### Work request
Tally every line in the entries below that holds "jeedom", then give only the total.

### Recorded data

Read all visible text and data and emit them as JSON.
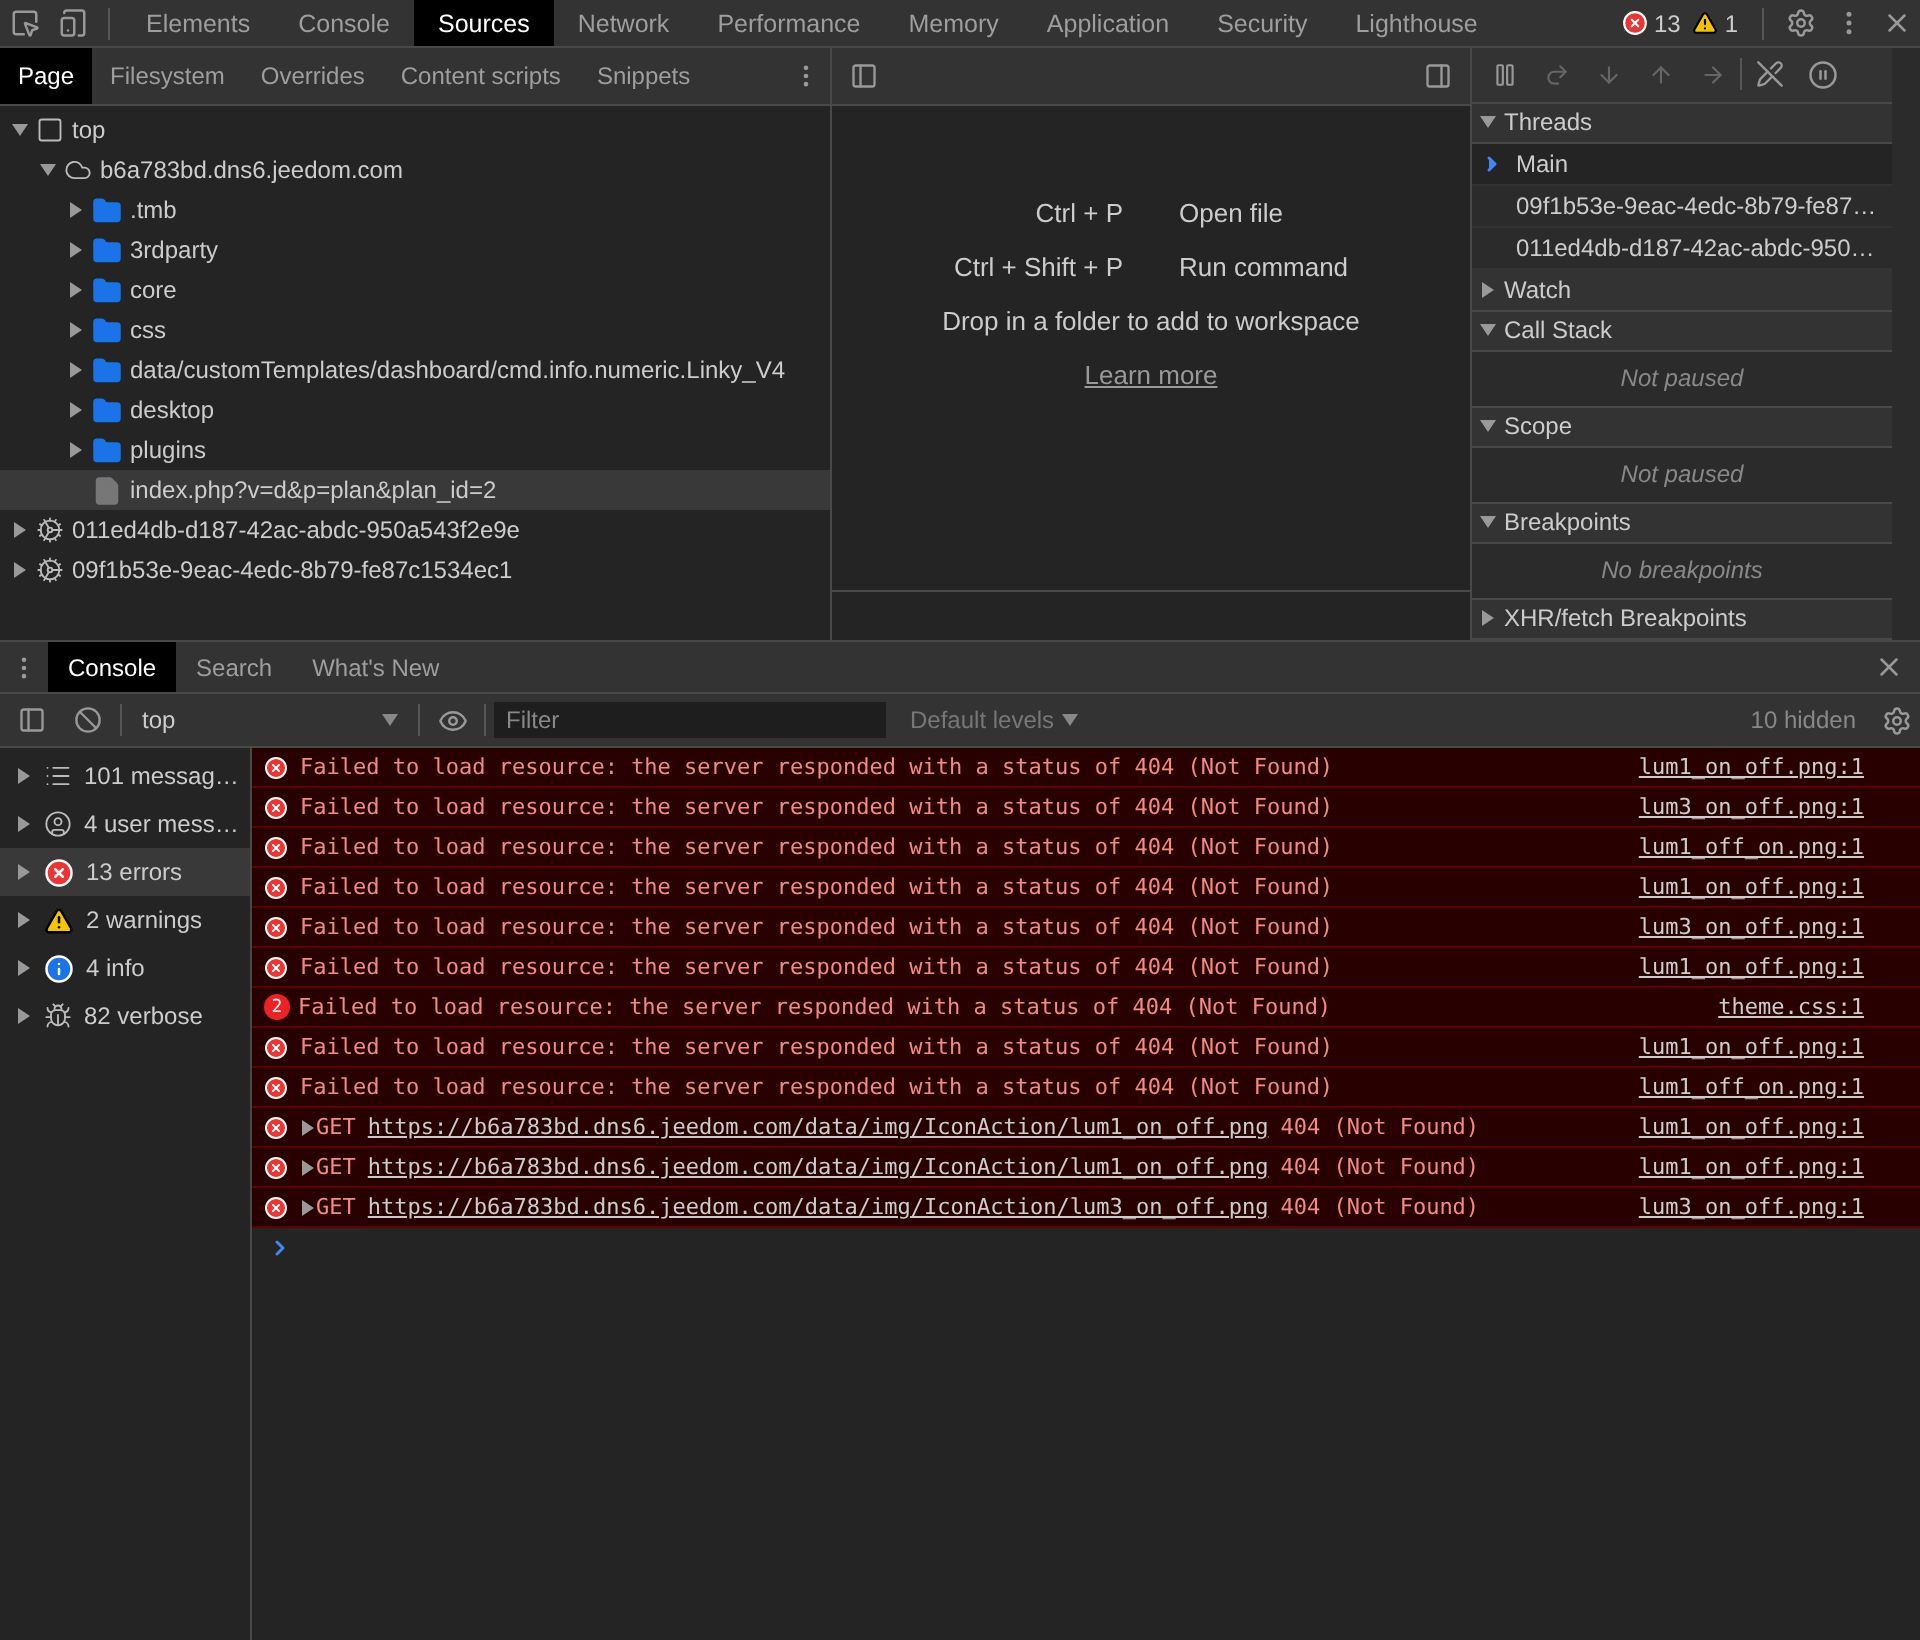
{
  "main_tabs": [
    {
      "label": "Elements",
      "selected": false
    },
    {
      "label": "Console",
      "selected": false
    },
    {
      "label": "Sources",
      "selected": true
    },
    {
      "label": "Network",
      "selected": false
    },
    {
      "label": "Performance",
      "selected": false
    },
    {
      "label": "Memory",
      "selected": false
    },
    {
      "label": "Application",
      "selected": false
    },
    {
      "label": "Security",
      "selected": false
    },
    {
      "label": "Lighthouse",
      "selected": false
    }
  ],
  "counts": {
    "errors": "13",
    "warnings": "1"
  },
  "navigator_tabs": [
    {
      "label": "Page",
      "selected": true
    },
    {
      "label": "Filesystem",
      "selected": false
    },
    {
      "label": "Overrides",
      "selected": false
    },
    {
      "label": "Content scripts",
      "selected": false
    },
    {
      "label": "Snippets",
      "selected": false
    }
  ],
  "tree": [
    {
      "kind": "frame",
      "label": "top",
      "expanded": true,
      "selected": false,
      "children": [
        {
          "kind": "domain",
          "label": "b6a783bd.dns6.jeedom.com",
          "expanded": true,
          "selected": false,
          "children": [
            {
              "kind": "folder",
              "label": ".tmb",
              "expanded": false,
              "selected": false
            },
            {
              "kind": "folder",
              "label": "3rdparty",
              "expanded": false,
              "selected": false
            },
            {
              "kind": "folder",
              "label": "core",
              "expanded": false,
              "selected": false
            },
            {
              "kind": "folder",
              "label": "css",
              "expanded": false,
              "selected": false
            },
            {
              "kind": "folder",
              "label": "data/customTemplates/dashboard/cmd.info.numeric.Linky_V4",
              "expanded": false,
              "selected": false
            },
            {
              "kind": "folder",
              "label": "desktop",
              "expanded": false,
              "selected": false
            },
            {
              "kind": "folder",
              "label": "plugins",
              "expanded": false,
              "selected": false
            },
            {
              "kind": "file",
              "label": "index.php?v=d&p=plan&plan_id=2",
              "selected": true
            }
          ]
        }
      ]
    },
    {
      "kind": "worker",
      "label": "011ed4db-d187-42ac-abdc-950a543f2e9e",
      "expanded": false,
      "selected": false
    },
    {
      "kind": "worker",
      "label": "09f1b53e-9eac-4edc-8b79-fe87c1534ec1",
      "expanded": false,
      "selected": false
    }
  ],
  "editor_hints": [
    {
      "keys": "Ctrl + P",
      "action": "Open file"
    },
    {
      "keys": "Ctrl + Shift + P",
      "action": "Run command"
    }
  ],
  "editor_drop_text": "Drop in a folder to add to workspace",
  "editor_link": "Learn more",
  "debugger": {
    "threads": {
      "title": "Threads",
      "expanded": true,
      "items": [
        {
          "label": "Main",
          "selected": true
        },
        {
          "label": "09f1b53e-9eac-4edc-8b79-fe87…",
          "selected": false
        },
        {
          "label": "011ed4db-d187-42ac-abdc-950…",
          "selected": false
        }
      ]
    },
    "sections": [
      {
        "title": "Watch",
        "expanded": false
      },
      {
        "title": "Call Stack",
        "expanded": true,
        "empty": "Not paused"
      },
      {
        "title": "Scope",
        "expanded": true,
        "empty": "Not paused"
      },
      {
        "title": "Breakpoints",
        "expanded": true,
        "empty": "No breakpoints"
      },
      {
        "title": "XHR/fetch Breakpoints",
        "expanded": false
      }
    ]
  },
  "drawer_tabs": [
    {
      "label": "Console",
      "selected": true
    },
    {
      "label": "Search",
      "selected": false
    },
    {
      "label": "What's New",
      "selected": false
    }
  ],
  "console_toolbar": {
    "context": "top",
    "filter_placeholder": "Filter",
    "levels": "Default levels",
    "hidden": "10 hidden"
  },
  "console_sidebar": [
    {
      "kind": "messages",
      "label": "101 messag…",
      "selected": false
    },
    {
      "kind": "user",
      "label": "4 user mess…",
      "selected": false
    },
    {
      "kind": "errors",
      "label": "13 errors",
      "selected": true
    },
    {
      "kind": "warnings",
      "label": "2 warnings",
      "selected": false
    },
    {
      "kind": "info",
      "label": "4 info",
      "selected": false
    },
    {
      "kind": "verbose",
      "label": "82 verbose",
      "selected": false
    }
  ],
  "messages": [
    {
      "kind": "error",
      "text": "Failed to load resource: the server responded with a status of 404 (Not Found)",
      "source": "lum1_on_off.png:1"
    },
    {
      "kind": "error",
      "text": "Failed to load resource: the server responded with a status of 404 (Not Found)",
      "source": "lum3_on_off.png:1"
    },
    {
      "kind": "error",
      "text": "Failed to load resource: the server responded with a status of 404 (Not Found)",
      "source": "lum1_off_on.png:1"
    },
    {
      "kind": "error",
      "text": "Failed to load resource: the server responded with a status of 404 (Not Found)",
      "source": "lum1_on_off.png:1"
    },
    {
      "kind": "error",
      "text": "Failed to load resource: the server responded with a status of 404 (Not Found)",
      "source": "lum3_on_off.png:1"
    },
    {
      "kind": "error",
      "text": "Failed to load resource: the server responded with a status of 404 (Not Found)",
      "source": "lum1_on_off.png:1"
    },
    {
      "kind": "repeated",
      "count": "2",
      "text": "Failed to load resource: the server responded with a status of 404 (Not Found)",
      "source": "theme.css:1"
    },
    {
      "kind": "error",
      "text": "Failed to load resource: the server responded with a status of 404 (Not Found)",
      "source": "lum1_on_off.png:1"
    },
    {
      "kind": "error",
      "text": "Failed to load resource: the server responded with a status of 404 (Not Found)",
      "source": "lum1_off_on.png:1"
    },
    {
      "kind": "request",
      "method": "GET",
      "url": "https://b6a783bd.dns6.jeedom.com/data/img/IconAction/lum1_on_off.png",
      "text": "404 (Not Found)",
      "source": "lum1_on_off.png:1"
    },
    {
      "kind": "request",
      "method": "GET",
      "url": "https://b6a783bd.dns6.jeedom.com/data/img/IconAction/lum1_on_off.png",
      "text": "404 (Not Found)",
      "source": "lum1_on_off.png:1"
    },
    {
      "kind": "request",
      "method": "GET",
      "url": "https://b6a783bd.dns6.jeedom.com/data/img/IconAction/lum3_on_off.png",
      "text": "404 (Not Found)",
      "source": "lum3_on_off.png:1"
    }
  ]
}
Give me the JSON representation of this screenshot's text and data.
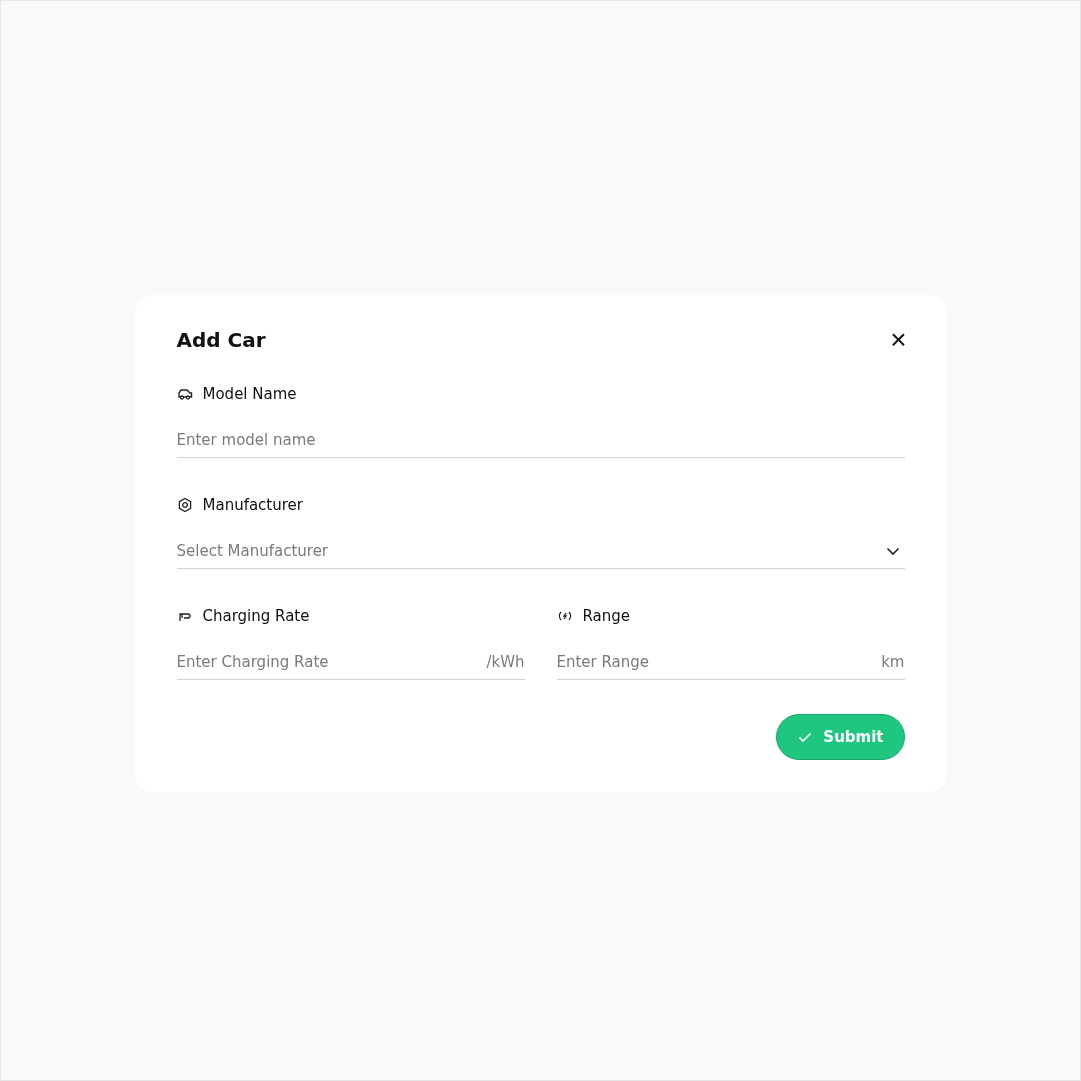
{
  "dialog": {
    "title": "Add Car",
    "close": "×"
  },
  "rows": [
    [
      {
        "kind": "text",
        "label": "Model Name",
        "placeholder": "Enter model name"
      }
    ],
    [
      {
        "kind": "select",
        "label": "Manufacturer",
        "placeholder": "Select Manufacturer"
      }
    ],
    [
      {
        "kind": "unit",
        "label": "Charging Rate",
        "placeholder": "Enter Charging Rate",
        "unit": "/kWh"
      },
      {
        "kind": "unit",
        "label": "Range",
        "placeholder": "Enter Range",
        "unit": "km"
      }
    ]
  ],
  "submit": {
    "label": "Submit"
  }
}
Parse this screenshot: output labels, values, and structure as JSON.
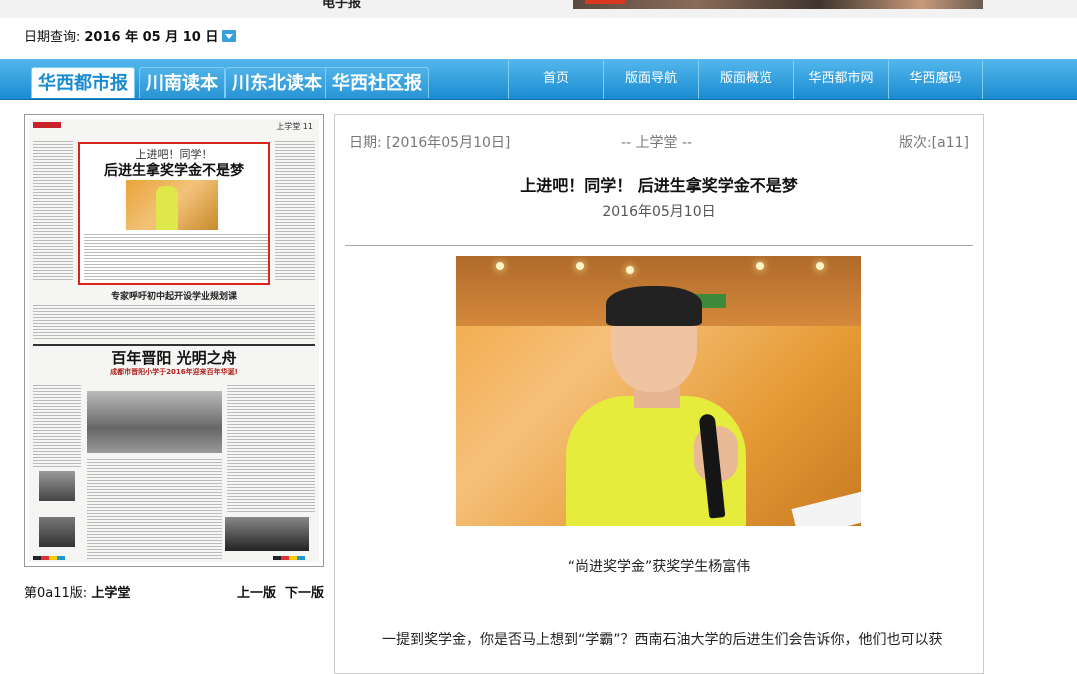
{
  "top": {
    "cut_text": "电子报"
  },
  "date_query": {
    "label": "日期查询:",
    "value": "2016 年 05 月 10 日"
  },
  "nav": {
    "paper_tabs": [
      "华西都市报",
      "川南读本",
      "川东北读本",
      "华西社区报"
    ],
    "links": [
      "首页",
      "版面导航",
      "版面概览",
      "华西都市网",
      "华西魔码"
    ]
  },
  "page_thumb": {
    "section_label": "上学堂 11",
    "kicker": "上进吧！同学！",
    "headline": "后进生拿奖学金不是梦",
    "subhead": "专家呼吁初中起开设学业规划课",
    "big_headline": "百年晋阳  光明之舟",
    "red_line": "成都市晋阳小学于2016年迎来百年华诞!"
  },
  "page_footer": {
    "label": "第0a11版:",
    "section": "上学堂",
    "prev": "上一版",
    "next": "下一版"
  },
  "article": {
    "date_meta": "日期: [2016年05月10日]",
    "section_meta": "-- 上学堂 --",
    "page_meta": "版次:[a11]",
    "title": "上进吧！同学！ 后进生拿奖学金不是梦",
    "date": "2016年05月10日",
    "caption": "“尚进奖学金”获奖学生杨富伟",
    "paragraph": "一提到奖学金，你是否马上想到“学霸”？西南石油大学的后进生们会告诉你，他们也可以获"
  },
  "colors": {
    "nav_blue": "#1a8bd1",
    "highlight_red": "#d9261c"
  }
}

### Answer section
4